** Opening Records for the exercise block **

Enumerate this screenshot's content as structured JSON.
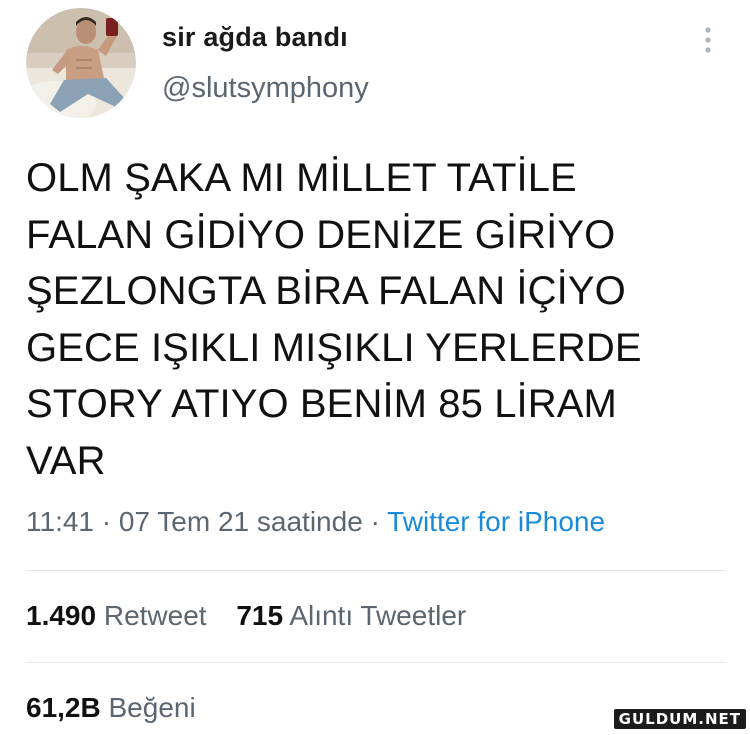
{
  "author": {
    "display_name": "sir ağda bandı",
    "handle": "@slutsymphony"
  },
  "tweet": {
    "text": "OLM ŞAKA MI MİLLET TATİLE\nFALAN GİDİYO DENİZE GİRİYO\nŞEZLONGTA BİRA FALAN İÇİYO\nGECE IŞIKLI MIŞIKLI YERLERDE\nSTORY ATIYO BENİM 85 LİRAM\nVAR",
    "time": "11:41",
    "separator": "·",
    "date": "07 Tem 21 saatinde",
    "source": "Twitter for iPhone"
  },
  "stats": {
    "retweets_count": "1.490",
    "retweets_label": "Retweet",
    "quotes_count": "715",
    "quotes_label": "Alıntı Tweetler",
    "likes_count": "61,2B",
    "likes_label": "Beğeni"
  },
  "watermark": "GULDUM.NET",
  "icons": {
    "more": "more-vertical-icon"
  },
  "colors": {
    "link": "#1b8bd9",
    "secondary_text": "#5b6670",
    "primary_text": "#111111"
  }
}
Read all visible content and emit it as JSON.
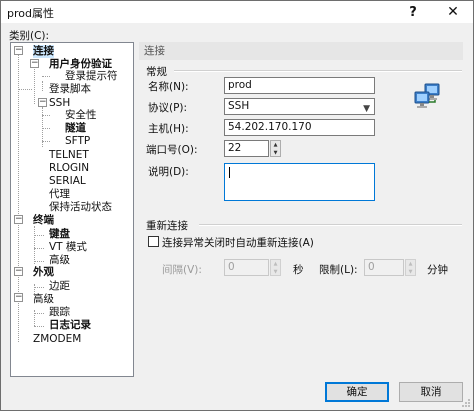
{
  "window": {
    "title": "prod属性",
    "help_glyph": "?",
    "close_glyph": "✕"
  },
  "category": {
    "label": "类别(C):",
    "tree": [
      {
        "label": "连接",
        "bold": true
      },
      {
        "label": "用户身份验证",
        "bold": true
      },
      {
        "label": "登录提示符"
      },
      {
        "label": "登录脚本"
      },
      {
        "label": "SSH"
      },
      {
        "label": "安全性"
      },
      {
        "label": "隧道",
        "bold": true
      },
      {
        "label": "SFTP"
      },
      {
        "label": "TELNET"
      },
      {
        "label": "RLOGIN"
      },
      {
        "label": "SERIAL"
      },
      {
        "label": "代理"
      },
      {
        "label": "保持活动状态"
      },
      {
        "label": "终端",
        "bold": true
      },
      {
        "label": "键盘",
        "bold": true
      },
      {
        "label": "VT 模式"
      },
      {
        "label": "高级"
      },
      {
        "label": "外观",
        "bold": true
      },
      {
        "label": "边距"
      },
      {
        "label": "高级"
      },
      {
        "label": "跟踪"
      },
      {
        "label": "日志记录",
        "bold": true
      },
      {
        "label": "ZMODEM"
      }
    ],
    "toggles": [
      "−",
      "−",
      "−",
      "−",
      "−",
      "−"
    ]
  },
  "panel": {
    "header": "连接",
    "general": {
      "title": "常规",
      "name_label": "名称(N):",
      "name_value": "prod",
      "protocol_label": "协议(P):",
      "protocol_value": "SSH",
      "host_label": "主机(H):",
      "host_value": "54.202.170.170",
      "port_label": "端口号(O):",
      "port_value": "22",
      "desc_label": "说明(D):",
      "desc_value": ""
    },
    "reconnect": {
      "title": "重新连接",
      "checkbox_label": "连接异常关闭时自动重新连接(A)",
      "checked": false,
      "interval_label": "间隔(V):",
      "interval_value": "0",
      "interval_unit": "秒",
      "limit_label": "限制(L):",
      "limit_value": "0",
      "limit_unit": "分钟"
    }
  },
  "buttons": {
    "ok": "确定",
    "cancel": "取消"
  },
  "icons": {
    "network": "network-computers-icon"
  }
}
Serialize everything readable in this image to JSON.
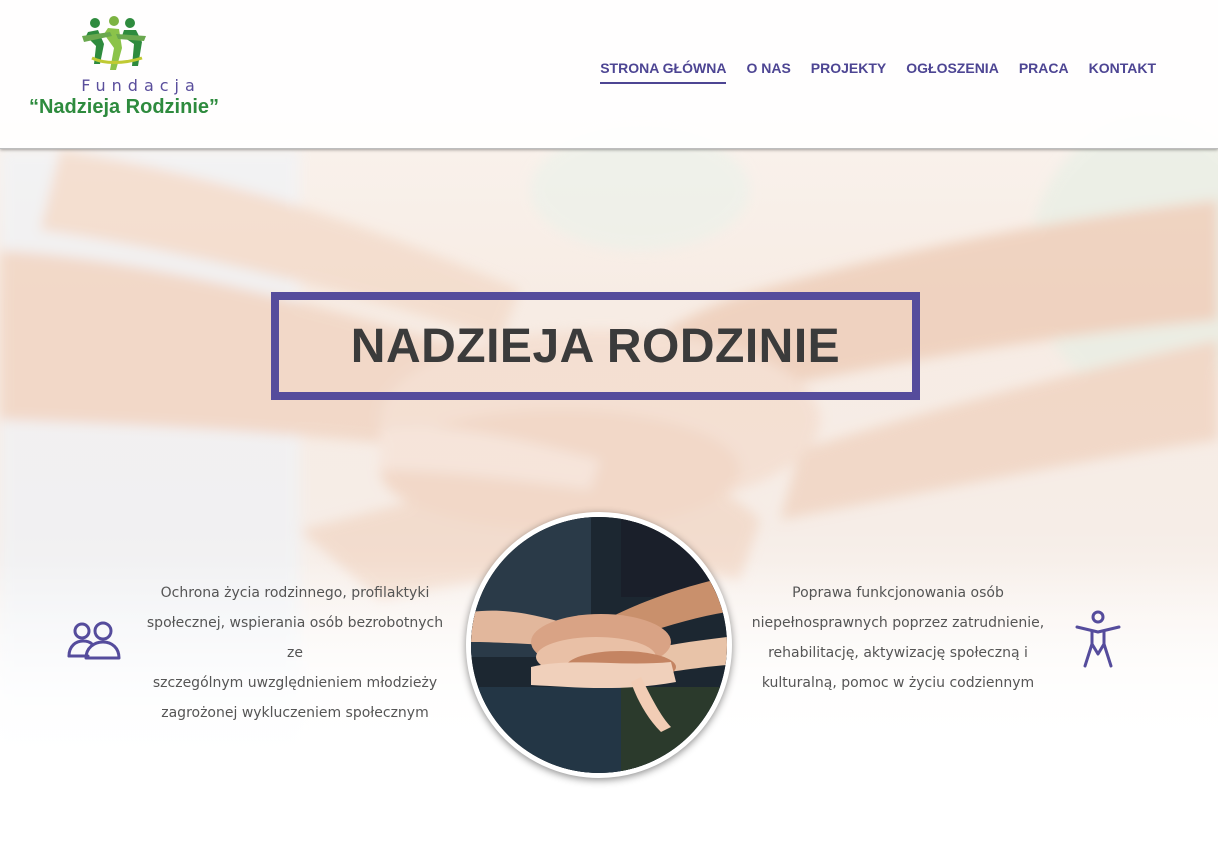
{
  "logo": {
    "line1": "Fundacja",
    "line2": "“Nadzieja Rodzinie”"
  },
  "nav": {
    "items": [
      {
        "label": "STRONA GŁÓWNA",
        "active": true
      },
      {
        "label": "O NAS",
        "active": false
      },
      {
        "label": "PROJEKTY",
        "active": false
      },
      {
        "label": "OGŁOSZENIA",
        "active": false
      },
      {
        "label": "PRACA",
        "active": false
      },
      {
        "label": "KONTAKT",
        "active": false
      }
    ]
  },
  "hero": {
    "title": "NADZIEJA RODZINIE"
  },
  "features": {
    "left": {
      "icon": "people-icon",
      "lines": [
        "Ochrona życia rodzinnego, profilaktyki",
        "społecznej, wspierania osób bezrobotnych ze",
        "szczególnym uwzględnieniem młodzieży",
        "zagrożonej wykluczeniem społecznym"
      ]
    },
    "right": {
      "icon": "accessibility-icon",
      "lines": [
        "Poprawa funkcjonowania osób",
        "niepełnosprawnych poprzez zatrudnienie,",
        "rehabilitację, aktywizację społeczną i",
        "kulturalną, pomoc w życiu codziennym"
      ]
    }
  },
  "colors": {
    "accent": "#554c9c",
    "nav_text": "#4d4593",
    "logo_green": "#2e8b3e",
    "title_text": "#3b3b3b"
  }
}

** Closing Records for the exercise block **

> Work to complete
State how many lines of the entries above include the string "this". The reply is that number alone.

> The answer
2